The Vesk surname comes from the Anglo-Norman French "l’eveske," meaning "the bishop," which was wrongly rendered as le vesk, which in turn became Vesk, and later Veck or Vick. The name was likely originally either a nickname
or an occupational
Early Origins of the Vesk family
The surname Vesk was first found in Lincolnshire
where a Henry le Euske was on record in the Assize Rolls in 1218; Richard Veke was listed in Wiltshire
around 1248; Robert Vesk was listed in 1275 in the Subsidy Rolls
or Worcester; A Robert le Veck was listed in 1279 in Cambridgeshire
in the Rotuli Hundredorum; and Richard le Veske was listed in 1296 in the Sudsidy Rolls of Sussex.
Early History of the Vesk family
This web page shows only a small excerpt of our Vesk research. More information is included under the topic Early Vesk History in all our PDF Extended History products
and printed products wherever possible.
Vesk Spelling Variations
Endless spelling variations
are a prevailing characteristic of Norman surnames. Old and Middle English lacked any definite spelling rules, and the introduction of Norman French added an unfamiliar ingredient to the English linguistic stew. French and Latin, the languages of the court, also influenced spellings. Finally, Medieval scribes generally spelled words according to how they sounded, so one person was often referred to by different spellings in different documents. The name has been spelled Vick, Veck, Vesk, Levick and others.
Early Notables of the Vesk family (pre 1700)
Another 26 words (2 lines of text) are included under the topic Early Vesk Notables in all our PDF Extended History products and printed products wherever possible.
Migration of the Vesk family to the New World and Oceana
To escape the political and religious persecution within England

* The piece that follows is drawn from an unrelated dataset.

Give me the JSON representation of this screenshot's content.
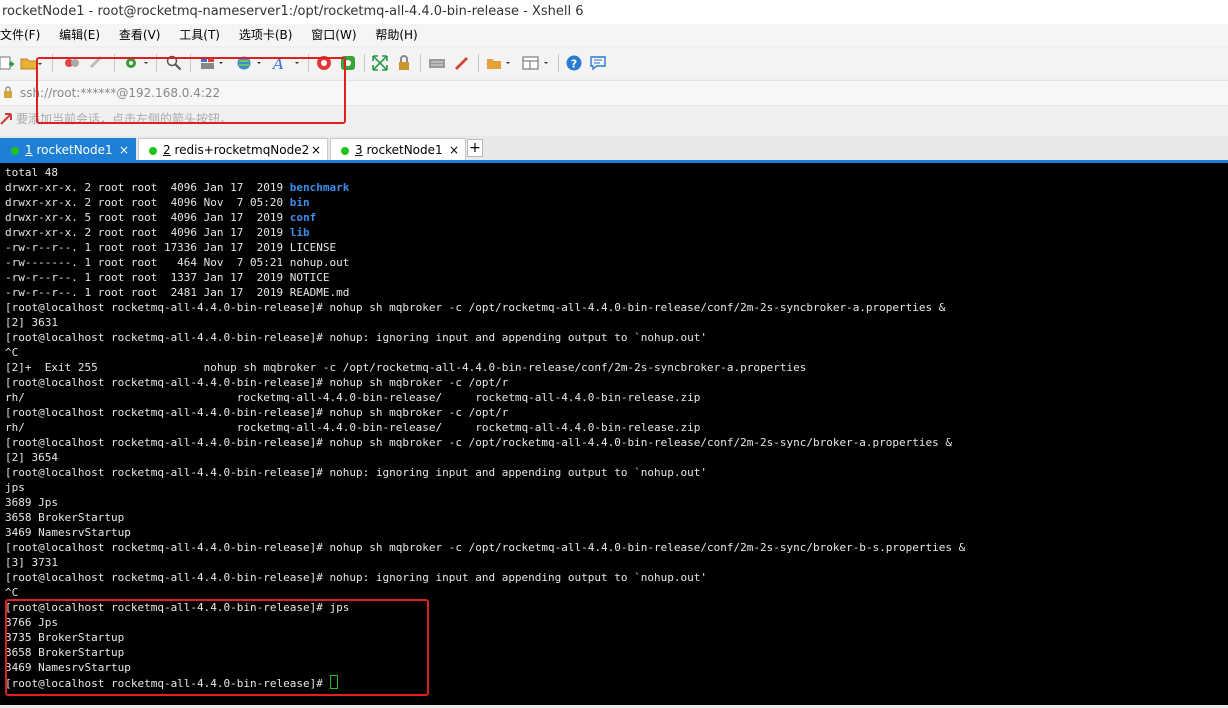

at the time, many English families left for the various British colonies abroad. The voyage was extremely difficult, though, and the cramped, dank ships caused many to arrive in the New World diseased and starving. But for those who made it, the trip was most often worth it. Many of the families who arrived went on to make valuable contributions to the emerging nations of Canada and the United States. An inquiry into the early roots of North American families reveals a number of immigrants bearing the name Vesk or a variant listed above: Mary Vick, who arrived in Barbados in 1685; Samuel Vick, who came to New York in 1812; Charles Vick, who arrived in Allegheny Co., PA in 1835; and James Vick, who settled in New York in 1836..